Inventory shrinkage, even when carefully concealed, can be detected by comparing gross margin percentages across various stores. The location that is stealing inventory and reporting it as either sold or spoiled would have an unusually lower gross margin percentage relative to other stores. Furthermore, conducting a trend analysis over multiple periods would lead to early detection of changes in patterns due to inventory theft. Statistical methods, discussed later in the book, can be used to conduct such analysis.
Embezzlement by Management
Three senior officers at Tyco International were convicted of embezzling millions of dollars from the company. The CEO and two other top officials manipulated two corporate loan programs to obtain funds to sponsor their lavish lifestyles and to give themselves unauthorized bonuses. Subsequently, in order to conceal their theft, they would forgive each other’s loans and thereby steal the funds from the company.
The formal charges filed against the officers by prosecutors were for stealing $170 million in company loans and other funds and obtaining more than $430 million through the fraudulent sales of securities. The SEC filed a separate but related charge for their failing to disclose the multi-million dollar low interest or interest-free loans they took from the company and in some cases never repaid.
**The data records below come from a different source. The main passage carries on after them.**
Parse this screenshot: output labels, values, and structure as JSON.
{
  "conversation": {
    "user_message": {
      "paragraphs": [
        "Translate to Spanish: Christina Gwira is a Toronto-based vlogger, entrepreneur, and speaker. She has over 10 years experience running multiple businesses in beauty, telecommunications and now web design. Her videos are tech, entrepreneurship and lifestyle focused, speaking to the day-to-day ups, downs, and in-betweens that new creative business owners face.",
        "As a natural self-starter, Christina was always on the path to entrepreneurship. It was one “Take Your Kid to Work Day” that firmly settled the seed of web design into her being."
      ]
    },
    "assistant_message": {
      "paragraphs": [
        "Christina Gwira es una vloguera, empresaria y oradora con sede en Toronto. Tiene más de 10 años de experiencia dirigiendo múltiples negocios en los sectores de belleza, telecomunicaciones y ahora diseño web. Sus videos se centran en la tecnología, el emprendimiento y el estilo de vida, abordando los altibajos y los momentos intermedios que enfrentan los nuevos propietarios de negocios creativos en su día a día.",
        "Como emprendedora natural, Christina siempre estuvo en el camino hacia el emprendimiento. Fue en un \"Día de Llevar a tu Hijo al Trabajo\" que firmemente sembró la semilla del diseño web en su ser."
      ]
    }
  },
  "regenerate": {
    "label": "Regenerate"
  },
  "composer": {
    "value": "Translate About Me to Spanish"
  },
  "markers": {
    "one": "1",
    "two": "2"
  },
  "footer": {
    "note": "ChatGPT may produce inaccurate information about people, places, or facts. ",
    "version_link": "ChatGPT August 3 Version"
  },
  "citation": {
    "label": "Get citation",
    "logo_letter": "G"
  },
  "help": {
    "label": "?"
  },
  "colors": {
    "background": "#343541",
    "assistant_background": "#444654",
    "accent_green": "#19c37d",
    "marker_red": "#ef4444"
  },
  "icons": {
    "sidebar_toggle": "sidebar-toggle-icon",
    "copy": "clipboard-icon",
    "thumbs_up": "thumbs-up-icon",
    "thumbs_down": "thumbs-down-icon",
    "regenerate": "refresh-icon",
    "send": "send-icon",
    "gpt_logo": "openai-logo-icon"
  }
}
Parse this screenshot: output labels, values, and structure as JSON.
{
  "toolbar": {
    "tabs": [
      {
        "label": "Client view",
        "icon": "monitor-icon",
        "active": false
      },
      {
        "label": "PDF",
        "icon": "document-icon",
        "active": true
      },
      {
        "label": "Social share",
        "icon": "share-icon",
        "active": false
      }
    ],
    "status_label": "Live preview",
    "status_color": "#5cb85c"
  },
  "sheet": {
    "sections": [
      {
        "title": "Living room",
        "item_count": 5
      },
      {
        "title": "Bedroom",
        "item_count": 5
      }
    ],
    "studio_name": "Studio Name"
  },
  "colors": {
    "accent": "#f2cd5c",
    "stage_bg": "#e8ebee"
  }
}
It charged the officers with “treating Tyco as their private bank, taking out hundreds of millions of dollars of loans and compensation without ever telling investors.”